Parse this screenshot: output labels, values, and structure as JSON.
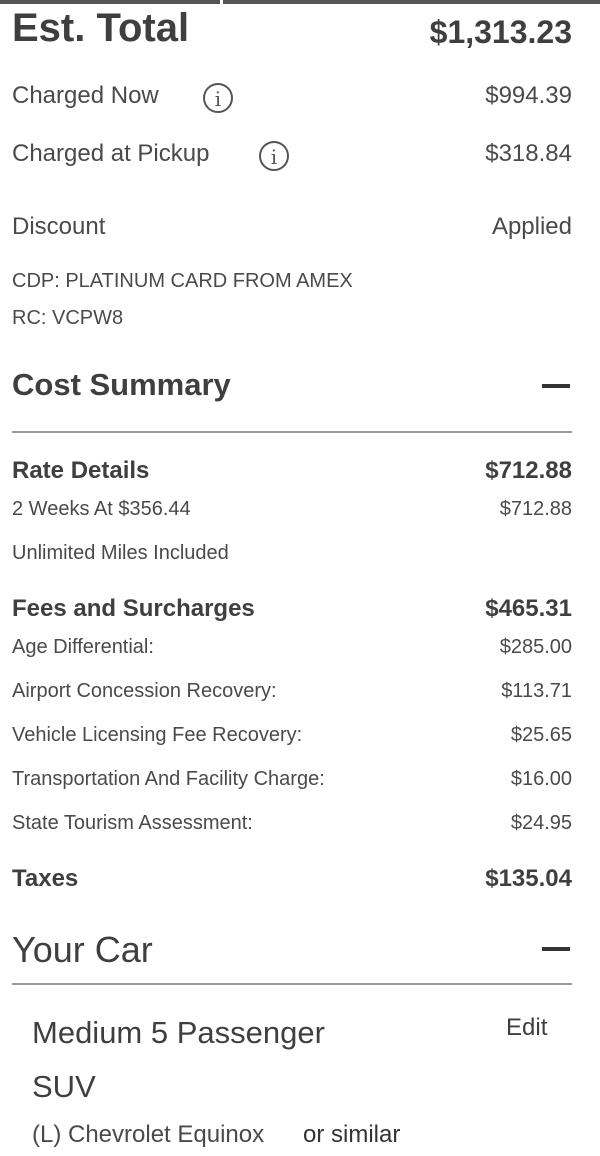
{
  "summary": {
    "est_total_label": "Est. Total",
    "est_total_value": "$1,313.23",
    "charged_now_label": "Charged Now",
    "charged_now_value": "$994.39",
    "charged_pickup_label": "Charged at Pickup",
    "charged_pickup_value": "$318.84",
    "info_glyph": "i",
    "discount_label": "Discount",
    "discount_value": "Applied",
    "cdp_line": "CDP: PLATINUM CARD FROM AMEX",
    "rc_line": "RC: VCPW8"
  },
  "cost_summary": {
    "title": "Cost Summary",
    "rate": {
      "label": "Rate Details",
      "total": "$712.88",
      "line1_label": "2 Weeks At $356.44",
      "line1_value": "$712.88",
      "line2_label": "Unlimited Miles Included"
    },
    "fees": {
      "label": "Fees and Surcharges",
      "total": "$465.31",
      "items": [
        {
          "label": "Age Differential:",
          "value": "$285.00"
        },
        {
          "label": "Airport Concession Recovery:",
          "value": "$113.71"
        },
        {
          "label": "Vehicle Licensing Fee Recovery:",
          "value": "$25.65"
        },
        {
          "label": "Transportation And Facility Charge:",
          "value": "$16.00"
        },
        {
          "label": "State Tourism Assessment:",
          "value": "$24.95"
        }
      ]
    },
    "taxes": {
      "label": "Taxes",
      "total": "$135.04"
    }
  },
  "your_car": {
    "title": "Your Car",
    "edit_label": "Edit",
    "car_class_line1": "Medium 5 Passenger",
    "car_class_line2": "SUV",
    "car_model": "(L) Chevrolet Equinox",
    "or_similar": "or similar"
  },
  "icons": {
    "info": "info-icon",
    "collapse": "minus-icon"
  }
}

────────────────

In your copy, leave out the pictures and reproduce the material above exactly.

Result for this exercise:
Parse this screenshot: output labels, values, and structure as JSON.
{
  "summary": {
    "est_total_label": "Est. Total",
    "est_total_value": "$1,313.23",
    "charged_now_label": "Charged Now",
    "charged_now_value": "$994.39",
    "charged_pickup_label": "Charged at Pickup",
    "charged_pickup_value": "$318.84",
    "info_glyph": "i",
    "discount_label": "Discount",
    "discount_value": "Applied",
    "cdp_line": "CDP: PLATINUM CARD FROM AMEX",
    "rc_line": "RC: VCPW8"
  },
  "cost_summary": {
    "title": "Cost Summary",
    "rate": {
      "label": "Rate Details",
      "total": "$712.88",
      "line1_label": "2 Weeks At $356.44",
      "line1_value": "$712.88",
      "line2_label": "Unlimited Miles Included"
    },
    "fees": {
      "label": "Fees and Surcharges",
      "total": "$465.31",
      "items": [
        {
          "label": "Age Differential:",
          "value": "$285.00"
        },
        {
          "label": "Airport Concession Recovery:",
          "value": "$113.71"
        },
        {
          "label": "Vehicle Licensing Fee Recovery:",
          "value": "$25.65"
        },
        {
          "label": "Transportation And Facility Charge:",
          "value": "$16.00"
        },
        {
          "label": "State Tourism Assessment:",
          "value": "$24.95"
        }
      ]
    },
    "taxes": {
      "label": "Taxes",
      "total": "$135.04"
    }
  },
  "your_car": {
    "title": "Your Car",
    "edit_label": "Edit",
    "car_class_line1": "Medium 5 Passenger",
    "car_class_line2": "SUV",
    "car_model": "(L) Chevrolet Equinox",
    "or_similar": "or similar"
  },
  "icons": {
    "info": "info-icon",
    "collapse": "minus-icon"
  }
}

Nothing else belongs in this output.